Work item >> Go through the entries below and copy each line that holds the word "JSON".

Segment Start: Input data

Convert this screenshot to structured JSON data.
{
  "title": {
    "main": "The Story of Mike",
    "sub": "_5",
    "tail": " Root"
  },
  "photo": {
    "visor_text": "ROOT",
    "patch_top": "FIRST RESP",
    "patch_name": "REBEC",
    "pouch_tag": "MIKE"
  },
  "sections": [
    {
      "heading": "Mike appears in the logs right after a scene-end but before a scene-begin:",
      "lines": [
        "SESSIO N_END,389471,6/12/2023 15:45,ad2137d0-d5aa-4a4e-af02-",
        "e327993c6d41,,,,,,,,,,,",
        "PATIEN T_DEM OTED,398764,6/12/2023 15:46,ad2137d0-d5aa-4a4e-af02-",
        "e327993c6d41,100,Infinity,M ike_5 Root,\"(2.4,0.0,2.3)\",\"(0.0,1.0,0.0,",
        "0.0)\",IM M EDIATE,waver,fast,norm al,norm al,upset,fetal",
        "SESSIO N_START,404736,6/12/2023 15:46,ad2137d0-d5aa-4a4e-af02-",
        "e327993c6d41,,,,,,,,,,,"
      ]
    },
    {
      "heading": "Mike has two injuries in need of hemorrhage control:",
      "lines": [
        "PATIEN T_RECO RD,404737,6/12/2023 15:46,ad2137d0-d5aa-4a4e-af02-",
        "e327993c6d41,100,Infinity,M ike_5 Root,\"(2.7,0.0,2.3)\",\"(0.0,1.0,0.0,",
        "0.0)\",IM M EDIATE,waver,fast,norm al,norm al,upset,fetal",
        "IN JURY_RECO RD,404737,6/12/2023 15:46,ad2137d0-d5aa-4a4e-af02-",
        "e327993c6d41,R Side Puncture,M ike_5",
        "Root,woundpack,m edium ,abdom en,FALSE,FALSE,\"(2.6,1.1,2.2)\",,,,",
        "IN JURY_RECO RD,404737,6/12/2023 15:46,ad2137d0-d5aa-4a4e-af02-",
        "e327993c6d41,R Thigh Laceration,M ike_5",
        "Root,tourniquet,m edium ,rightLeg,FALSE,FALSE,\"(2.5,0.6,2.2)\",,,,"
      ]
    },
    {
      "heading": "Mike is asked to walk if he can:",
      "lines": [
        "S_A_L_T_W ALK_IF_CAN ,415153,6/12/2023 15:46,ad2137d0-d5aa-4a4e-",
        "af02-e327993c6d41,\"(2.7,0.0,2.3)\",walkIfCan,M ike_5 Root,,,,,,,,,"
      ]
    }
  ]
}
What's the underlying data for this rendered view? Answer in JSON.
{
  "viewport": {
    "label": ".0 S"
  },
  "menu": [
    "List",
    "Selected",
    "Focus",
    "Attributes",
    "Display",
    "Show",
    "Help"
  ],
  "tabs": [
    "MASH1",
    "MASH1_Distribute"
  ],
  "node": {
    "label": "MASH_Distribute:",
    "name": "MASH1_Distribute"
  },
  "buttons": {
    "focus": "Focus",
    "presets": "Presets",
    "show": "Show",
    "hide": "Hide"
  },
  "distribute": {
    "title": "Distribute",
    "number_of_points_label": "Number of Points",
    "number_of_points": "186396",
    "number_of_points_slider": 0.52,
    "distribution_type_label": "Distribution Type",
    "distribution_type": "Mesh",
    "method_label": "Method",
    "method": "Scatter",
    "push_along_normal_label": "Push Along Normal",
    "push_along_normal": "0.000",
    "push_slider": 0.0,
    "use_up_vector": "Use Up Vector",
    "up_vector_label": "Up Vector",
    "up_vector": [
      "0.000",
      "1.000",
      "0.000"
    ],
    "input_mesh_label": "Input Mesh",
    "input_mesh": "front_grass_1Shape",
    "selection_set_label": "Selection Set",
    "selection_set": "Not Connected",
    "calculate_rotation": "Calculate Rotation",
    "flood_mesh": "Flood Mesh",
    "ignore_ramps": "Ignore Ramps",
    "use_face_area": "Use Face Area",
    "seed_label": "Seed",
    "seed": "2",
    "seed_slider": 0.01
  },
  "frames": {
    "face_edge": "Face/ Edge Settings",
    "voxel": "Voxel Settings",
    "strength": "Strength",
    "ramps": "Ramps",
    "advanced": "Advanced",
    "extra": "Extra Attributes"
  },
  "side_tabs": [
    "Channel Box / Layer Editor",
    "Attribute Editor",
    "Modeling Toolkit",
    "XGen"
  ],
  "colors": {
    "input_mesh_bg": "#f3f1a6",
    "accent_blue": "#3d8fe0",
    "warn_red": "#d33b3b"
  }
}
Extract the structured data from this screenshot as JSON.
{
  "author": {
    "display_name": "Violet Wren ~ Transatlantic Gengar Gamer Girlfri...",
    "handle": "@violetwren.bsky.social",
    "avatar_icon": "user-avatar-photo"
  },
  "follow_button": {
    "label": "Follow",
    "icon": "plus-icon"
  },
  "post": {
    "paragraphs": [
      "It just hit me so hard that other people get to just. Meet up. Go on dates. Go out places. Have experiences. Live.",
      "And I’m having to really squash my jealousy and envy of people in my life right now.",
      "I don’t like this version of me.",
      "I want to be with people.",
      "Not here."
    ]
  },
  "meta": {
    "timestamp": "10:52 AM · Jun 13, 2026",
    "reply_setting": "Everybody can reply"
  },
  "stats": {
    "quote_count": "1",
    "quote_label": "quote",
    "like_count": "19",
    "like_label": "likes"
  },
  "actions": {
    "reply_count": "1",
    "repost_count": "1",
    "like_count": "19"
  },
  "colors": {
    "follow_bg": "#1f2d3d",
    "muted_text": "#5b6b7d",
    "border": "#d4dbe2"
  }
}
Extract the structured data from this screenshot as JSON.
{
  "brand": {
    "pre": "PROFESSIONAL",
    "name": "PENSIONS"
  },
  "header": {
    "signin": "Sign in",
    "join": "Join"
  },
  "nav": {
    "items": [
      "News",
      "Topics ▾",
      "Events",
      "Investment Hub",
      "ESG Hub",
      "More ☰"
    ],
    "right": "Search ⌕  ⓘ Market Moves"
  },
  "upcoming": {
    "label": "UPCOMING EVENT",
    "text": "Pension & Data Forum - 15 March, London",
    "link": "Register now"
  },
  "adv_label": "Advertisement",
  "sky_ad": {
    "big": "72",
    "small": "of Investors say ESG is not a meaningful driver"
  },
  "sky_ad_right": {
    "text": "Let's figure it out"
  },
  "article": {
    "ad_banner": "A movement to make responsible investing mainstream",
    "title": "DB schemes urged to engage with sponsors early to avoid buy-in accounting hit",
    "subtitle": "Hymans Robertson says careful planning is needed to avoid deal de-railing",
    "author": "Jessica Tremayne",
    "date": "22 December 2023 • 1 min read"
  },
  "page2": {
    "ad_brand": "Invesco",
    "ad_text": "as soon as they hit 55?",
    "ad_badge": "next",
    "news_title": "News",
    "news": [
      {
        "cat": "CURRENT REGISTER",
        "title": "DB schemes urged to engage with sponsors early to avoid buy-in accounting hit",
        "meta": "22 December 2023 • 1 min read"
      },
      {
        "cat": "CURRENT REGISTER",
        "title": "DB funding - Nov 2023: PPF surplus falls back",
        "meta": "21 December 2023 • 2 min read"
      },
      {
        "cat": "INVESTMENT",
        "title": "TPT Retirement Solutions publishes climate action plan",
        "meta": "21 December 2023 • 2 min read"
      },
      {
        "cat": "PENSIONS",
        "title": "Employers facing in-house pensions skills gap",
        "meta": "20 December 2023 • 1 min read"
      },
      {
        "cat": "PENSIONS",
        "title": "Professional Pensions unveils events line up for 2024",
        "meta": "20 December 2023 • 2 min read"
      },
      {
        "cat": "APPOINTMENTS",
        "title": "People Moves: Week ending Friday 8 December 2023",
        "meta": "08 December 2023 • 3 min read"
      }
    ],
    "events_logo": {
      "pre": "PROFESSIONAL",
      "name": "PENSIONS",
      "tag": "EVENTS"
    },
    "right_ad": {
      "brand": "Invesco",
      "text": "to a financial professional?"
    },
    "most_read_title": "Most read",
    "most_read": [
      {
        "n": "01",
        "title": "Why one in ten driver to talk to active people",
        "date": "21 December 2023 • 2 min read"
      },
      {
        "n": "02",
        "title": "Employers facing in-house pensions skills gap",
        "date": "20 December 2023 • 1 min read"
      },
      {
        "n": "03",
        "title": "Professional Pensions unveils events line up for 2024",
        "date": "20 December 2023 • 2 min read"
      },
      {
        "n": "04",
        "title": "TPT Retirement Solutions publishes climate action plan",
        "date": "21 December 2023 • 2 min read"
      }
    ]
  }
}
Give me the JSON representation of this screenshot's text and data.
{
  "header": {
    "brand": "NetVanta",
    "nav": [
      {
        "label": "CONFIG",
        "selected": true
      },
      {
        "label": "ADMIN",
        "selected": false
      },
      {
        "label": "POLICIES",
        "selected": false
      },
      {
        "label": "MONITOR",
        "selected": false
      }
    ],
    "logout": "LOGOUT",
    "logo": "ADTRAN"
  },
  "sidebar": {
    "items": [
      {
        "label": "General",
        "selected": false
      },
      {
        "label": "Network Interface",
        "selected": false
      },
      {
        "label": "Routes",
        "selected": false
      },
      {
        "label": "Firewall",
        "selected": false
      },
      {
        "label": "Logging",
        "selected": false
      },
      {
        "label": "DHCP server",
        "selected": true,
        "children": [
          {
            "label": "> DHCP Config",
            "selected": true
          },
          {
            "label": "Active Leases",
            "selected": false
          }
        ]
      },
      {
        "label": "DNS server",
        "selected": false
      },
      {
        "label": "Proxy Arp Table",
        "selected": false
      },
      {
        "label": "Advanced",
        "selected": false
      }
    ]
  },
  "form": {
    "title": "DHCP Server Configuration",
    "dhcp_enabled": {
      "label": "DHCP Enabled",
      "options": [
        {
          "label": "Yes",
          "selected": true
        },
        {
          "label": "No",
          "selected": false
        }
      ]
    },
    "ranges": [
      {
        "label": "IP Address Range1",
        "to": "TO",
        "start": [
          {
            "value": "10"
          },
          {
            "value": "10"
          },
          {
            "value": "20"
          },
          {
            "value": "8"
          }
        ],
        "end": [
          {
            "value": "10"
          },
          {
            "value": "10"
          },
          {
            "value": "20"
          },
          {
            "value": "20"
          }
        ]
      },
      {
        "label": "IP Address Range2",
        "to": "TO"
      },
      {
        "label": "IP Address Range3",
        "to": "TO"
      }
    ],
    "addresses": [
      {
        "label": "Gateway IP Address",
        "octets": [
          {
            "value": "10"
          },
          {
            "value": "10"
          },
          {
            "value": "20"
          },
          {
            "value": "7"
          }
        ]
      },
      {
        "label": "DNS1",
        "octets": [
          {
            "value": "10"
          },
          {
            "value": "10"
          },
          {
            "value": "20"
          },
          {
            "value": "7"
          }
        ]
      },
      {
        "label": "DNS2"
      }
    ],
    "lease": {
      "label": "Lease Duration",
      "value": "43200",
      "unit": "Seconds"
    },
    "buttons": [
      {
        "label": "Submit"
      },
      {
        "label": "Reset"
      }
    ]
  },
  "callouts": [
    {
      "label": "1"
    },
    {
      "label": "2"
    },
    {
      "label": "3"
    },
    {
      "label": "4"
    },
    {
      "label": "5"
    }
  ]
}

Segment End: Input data

Output >>
Convert this screenshot to structured JSON data.
What's the underlying data for this rendered view? Answer in JSON.
Extract the structured data from this screenshot as JSON.
Extract the structured data from this screenshot as JSON.
Give me the JSON representation of this screenshot's text and data.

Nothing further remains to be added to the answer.